The proof is there are a lot of professional photographers who use Micro Four-Thirds cameras regardless of the photography style: sports, weddings, fashion, nature, etc.
I think if you don’t need extremely sharp images or very large printings, possibly it’s not worth for you to have a full-frame camera. Another point to take into account is the heavyweight and expensiveness of the equipment.
When travelling with video/photography gear, what do you usually take inside your bag?
I have the feeling I carry with more and more things in my backpack each time. I usually travel with the following gear:
- Panasonic GH5
- Olympus E-M10 Mark III
- Olympus 12-40mm f2.8 PRO
- Olympus 40-150mm f2.8 PRO
- 2x ND variable filters
- Zhiyun Weebill Lab Gimbal

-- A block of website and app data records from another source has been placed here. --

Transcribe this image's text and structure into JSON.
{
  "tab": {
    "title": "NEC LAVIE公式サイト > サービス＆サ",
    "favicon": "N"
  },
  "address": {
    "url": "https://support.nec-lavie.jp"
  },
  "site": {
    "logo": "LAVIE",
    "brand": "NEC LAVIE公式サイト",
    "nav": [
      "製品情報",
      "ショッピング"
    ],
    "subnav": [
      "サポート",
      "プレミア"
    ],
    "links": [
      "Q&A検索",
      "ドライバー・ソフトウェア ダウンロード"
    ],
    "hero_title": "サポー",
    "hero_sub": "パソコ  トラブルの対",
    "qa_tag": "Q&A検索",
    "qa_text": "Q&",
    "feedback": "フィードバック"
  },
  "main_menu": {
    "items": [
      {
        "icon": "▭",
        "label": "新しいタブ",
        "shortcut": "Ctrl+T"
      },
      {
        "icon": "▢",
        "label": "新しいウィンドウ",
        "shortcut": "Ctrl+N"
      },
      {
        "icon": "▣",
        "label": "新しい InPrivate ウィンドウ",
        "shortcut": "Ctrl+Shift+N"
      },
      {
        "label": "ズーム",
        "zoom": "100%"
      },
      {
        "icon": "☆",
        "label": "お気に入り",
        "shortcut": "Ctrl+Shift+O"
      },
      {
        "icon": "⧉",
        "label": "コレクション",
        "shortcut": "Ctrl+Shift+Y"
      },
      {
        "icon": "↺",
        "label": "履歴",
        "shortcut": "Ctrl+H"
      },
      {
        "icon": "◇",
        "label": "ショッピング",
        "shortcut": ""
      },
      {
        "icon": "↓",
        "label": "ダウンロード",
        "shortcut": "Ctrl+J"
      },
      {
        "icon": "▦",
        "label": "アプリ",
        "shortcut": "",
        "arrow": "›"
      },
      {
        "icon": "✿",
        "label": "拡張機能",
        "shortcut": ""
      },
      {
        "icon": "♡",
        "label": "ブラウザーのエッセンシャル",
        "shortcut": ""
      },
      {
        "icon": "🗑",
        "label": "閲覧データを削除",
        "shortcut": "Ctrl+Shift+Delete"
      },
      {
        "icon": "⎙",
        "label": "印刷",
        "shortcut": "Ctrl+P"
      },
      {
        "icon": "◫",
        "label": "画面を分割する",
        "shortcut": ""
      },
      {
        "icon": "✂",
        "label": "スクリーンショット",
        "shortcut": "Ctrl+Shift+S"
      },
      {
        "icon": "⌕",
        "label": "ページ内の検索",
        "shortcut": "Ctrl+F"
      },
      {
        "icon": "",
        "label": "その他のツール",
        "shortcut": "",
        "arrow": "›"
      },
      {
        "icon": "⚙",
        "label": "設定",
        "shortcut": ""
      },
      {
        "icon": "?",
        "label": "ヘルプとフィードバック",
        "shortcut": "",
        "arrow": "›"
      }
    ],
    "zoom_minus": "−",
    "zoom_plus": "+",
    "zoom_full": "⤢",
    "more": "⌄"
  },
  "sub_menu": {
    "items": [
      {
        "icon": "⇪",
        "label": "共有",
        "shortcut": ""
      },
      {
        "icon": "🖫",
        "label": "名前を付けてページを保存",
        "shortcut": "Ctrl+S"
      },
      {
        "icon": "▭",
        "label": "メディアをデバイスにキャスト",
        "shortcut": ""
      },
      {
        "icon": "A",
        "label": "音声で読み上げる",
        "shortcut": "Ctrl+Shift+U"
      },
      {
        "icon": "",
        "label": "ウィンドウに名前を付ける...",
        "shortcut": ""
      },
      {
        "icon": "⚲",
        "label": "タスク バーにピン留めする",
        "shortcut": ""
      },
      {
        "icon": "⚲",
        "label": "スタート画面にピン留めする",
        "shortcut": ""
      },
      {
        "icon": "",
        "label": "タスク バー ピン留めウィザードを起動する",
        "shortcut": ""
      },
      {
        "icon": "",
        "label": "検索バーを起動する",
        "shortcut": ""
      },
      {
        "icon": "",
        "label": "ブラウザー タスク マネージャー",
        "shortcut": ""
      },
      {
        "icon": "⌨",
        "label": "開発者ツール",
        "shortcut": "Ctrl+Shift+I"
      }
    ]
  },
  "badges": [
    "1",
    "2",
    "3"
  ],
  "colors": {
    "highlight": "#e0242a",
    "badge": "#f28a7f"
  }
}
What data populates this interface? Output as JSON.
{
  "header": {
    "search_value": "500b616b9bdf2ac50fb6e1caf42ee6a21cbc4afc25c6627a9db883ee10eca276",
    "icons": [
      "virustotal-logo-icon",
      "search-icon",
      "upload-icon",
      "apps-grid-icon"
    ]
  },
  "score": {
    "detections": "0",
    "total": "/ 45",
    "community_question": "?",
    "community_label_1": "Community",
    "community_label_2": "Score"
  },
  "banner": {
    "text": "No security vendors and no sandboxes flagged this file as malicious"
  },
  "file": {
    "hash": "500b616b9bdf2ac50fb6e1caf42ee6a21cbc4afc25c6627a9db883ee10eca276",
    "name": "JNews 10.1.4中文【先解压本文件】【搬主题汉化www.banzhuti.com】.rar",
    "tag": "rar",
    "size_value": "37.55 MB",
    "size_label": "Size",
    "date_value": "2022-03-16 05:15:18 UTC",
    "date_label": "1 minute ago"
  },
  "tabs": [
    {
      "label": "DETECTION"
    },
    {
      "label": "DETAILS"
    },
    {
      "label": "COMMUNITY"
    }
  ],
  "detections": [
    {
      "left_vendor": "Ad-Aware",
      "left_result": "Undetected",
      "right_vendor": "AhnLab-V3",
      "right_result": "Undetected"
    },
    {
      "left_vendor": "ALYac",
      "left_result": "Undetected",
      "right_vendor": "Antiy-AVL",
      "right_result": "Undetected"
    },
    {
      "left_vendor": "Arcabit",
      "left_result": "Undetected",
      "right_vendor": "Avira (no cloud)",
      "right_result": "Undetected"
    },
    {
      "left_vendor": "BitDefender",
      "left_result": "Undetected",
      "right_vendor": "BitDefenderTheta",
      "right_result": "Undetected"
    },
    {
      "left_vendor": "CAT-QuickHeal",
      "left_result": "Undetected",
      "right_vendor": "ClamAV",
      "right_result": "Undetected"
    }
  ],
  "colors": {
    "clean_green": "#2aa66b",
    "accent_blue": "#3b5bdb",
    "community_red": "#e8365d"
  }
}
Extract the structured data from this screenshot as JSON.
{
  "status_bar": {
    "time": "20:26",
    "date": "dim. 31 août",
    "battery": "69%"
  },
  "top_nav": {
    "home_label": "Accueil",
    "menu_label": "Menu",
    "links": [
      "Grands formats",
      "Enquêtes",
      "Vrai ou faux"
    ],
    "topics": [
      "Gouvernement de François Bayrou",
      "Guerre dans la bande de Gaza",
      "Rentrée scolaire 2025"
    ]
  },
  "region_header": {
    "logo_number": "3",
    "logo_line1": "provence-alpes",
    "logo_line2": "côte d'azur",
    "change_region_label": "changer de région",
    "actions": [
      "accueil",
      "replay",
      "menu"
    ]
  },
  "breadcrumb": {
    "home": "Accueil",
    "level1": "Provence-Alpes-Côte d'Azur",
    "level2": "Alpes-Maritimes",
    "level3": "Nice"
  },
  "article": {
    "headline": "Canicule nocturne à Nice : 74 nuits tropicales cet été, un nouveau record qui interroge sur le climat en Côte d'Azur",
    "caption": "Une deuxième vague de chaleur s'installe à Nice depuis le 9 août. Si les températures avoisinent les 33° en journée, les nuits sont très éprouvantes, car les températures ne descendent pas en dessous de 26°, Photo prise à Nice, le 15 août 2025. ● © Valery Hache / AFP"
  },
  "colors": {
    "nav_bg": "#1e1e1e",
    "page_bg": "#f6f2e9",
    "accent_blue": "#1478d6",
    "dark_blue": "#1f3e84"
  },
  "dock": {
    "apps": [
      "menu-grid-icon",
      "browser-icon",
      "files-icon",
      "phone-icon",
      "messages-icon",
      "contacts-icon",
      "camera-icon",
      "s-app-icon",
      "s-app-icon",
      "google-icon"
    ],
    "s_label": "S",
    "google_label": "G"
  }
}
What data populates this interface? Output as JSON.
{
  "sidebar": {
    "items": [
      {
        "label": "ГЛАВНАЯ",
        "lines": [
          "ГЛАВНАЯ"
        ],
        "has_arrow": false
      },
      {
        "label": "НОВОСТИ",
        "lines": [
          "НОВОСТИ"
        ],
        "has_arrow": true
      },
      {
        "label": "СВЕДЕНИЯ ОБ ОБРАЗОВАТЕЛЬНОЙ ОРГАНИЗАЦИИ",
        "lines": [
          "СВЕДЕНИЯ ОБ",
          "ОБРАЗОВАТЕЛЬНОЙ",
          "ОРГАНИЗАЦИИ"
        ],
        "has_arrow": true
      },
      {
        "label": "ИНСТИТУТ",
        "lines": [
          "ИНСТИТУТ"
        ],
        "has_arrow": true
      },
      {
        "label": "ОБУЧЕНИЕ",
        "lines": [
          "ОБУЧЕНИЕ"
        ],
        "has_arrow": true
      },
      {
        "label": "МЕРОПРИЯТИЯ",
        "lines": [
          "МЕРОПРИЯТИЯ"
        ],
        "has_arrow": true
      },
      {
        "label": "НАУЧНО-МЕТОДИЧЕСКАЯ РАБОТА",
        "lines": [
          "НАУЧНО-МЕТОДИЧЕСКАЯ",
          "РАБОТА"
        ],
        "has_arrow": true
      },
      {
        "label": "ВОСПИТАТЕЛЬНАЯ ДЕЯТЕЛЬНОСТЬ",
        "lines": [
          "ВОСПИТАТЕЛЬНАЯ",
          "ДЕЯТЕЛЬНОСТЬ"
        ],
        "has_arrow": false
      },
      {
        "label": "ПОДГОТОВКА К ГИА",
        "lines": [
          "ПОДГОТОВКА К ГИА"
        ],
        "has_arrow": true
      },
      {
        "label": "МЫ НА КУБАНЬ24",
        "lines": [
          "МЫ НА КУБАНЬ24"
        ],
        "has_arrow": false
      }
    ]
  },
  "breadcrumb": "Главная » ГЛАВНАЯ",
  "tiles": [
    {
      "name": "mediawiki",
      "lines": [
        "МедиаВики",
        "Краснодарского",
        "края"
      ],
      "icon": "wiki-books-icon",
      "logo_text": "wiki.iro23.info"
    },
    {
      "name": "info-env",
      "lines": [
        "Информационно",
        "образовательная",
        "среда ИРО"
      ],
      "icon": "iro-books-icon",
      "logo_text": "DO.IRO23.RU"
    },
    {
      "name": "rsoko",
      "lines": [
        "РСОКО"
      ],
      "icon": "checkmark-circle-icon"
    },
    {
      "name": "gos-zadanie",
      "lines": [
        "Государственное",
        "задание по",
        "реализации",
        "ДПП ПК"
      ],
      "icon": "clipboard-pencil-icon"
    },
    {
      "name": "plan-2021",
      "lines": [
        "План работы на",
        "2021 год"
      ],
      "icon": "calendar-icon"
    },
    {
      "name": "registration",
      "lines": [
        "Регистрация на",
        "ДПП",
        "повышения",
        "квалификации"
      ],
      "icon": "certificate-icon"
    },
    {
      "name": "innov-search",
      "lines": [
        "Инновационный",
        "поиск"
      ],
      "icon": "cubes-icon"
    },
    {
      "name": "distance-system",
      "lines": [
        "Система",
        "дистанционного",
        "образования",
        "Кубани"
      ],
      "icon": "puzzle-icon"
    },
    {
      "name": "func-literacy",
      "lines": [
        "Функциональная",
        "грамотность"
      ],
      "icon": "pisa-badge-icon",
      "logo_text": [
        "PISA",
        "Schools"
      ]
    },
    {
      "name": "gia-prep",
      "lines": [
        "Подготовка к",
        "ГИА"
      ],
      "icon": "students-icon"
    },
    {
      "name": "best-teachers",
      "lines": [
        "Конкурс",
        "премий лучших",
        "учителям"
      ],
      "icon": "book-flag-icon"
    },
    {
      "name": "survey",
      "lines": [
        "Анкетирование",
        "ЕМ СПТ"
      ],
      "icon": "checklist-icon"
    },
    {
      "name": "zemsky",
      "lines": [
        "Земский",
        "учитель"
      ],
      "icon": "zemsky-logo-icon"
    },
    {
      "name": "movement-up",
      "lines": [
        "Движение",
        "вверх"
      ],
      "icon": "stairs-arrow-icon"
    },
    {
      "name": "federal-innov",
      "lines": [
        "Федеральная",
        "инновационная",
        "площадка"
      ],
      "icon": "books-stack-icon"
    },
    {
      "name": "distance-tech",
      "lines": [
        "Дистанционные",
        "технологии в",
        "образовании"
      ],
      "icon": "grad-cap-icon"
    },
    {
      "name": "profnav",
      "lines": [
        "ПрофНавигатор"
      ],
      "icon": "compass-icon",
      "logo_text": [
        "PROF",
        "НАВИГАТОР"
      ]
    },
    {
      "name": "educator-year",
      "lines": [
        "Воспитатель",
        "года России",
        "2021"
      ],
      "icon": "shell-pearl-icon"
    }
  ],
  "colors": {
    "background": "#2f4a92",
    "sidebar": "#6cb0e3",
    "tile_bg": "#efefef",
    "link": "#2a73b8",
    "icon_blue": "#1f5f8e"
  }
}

- 7x GH5 batteries
- 3x Olympus E-M10 batteries
- GoPro 6 Black
- 8x Sandisk Extreme 128GB U3 Class 10 (90MB/s)
- A lens cleaner kit
- Chargers and cables
When in a location, what methods do you use to be able to focus your mind on just Photography, or just Video, or on the contrary, to switch between the two? (from our experience we know that it is not easy… haha!)
The better way for me is to travel with people who like photography or video. Because they are also people with creativity, and this pushes you to try new things or to spend time to do those shots you have in your mind.
Another thing I do is try to be in the present. Let your smartphone in the pocket and look at what surrounds you. I usually look in a ‘photographic mode’ trying to isolate elements of the people in the place. Looking upwards, downwards and turning around me. Sometimes there is a different new perspective behind you.
It is challenging to switch between video and photo. You have to know you will miss pictures for being taking videos, and vice-versa. Don’t worry, it is normal. I sometimes forget to take pictures. Because I mainly shoo video, what I do is try to remember to take some photos in every spot I am.
“My name is Manuel Viera, and I’m the founder of the ‘theroot’, which is my creative project. I’m from Spain, I live in Seville (Andalucía), and I work as a Cloud Operations Manager.”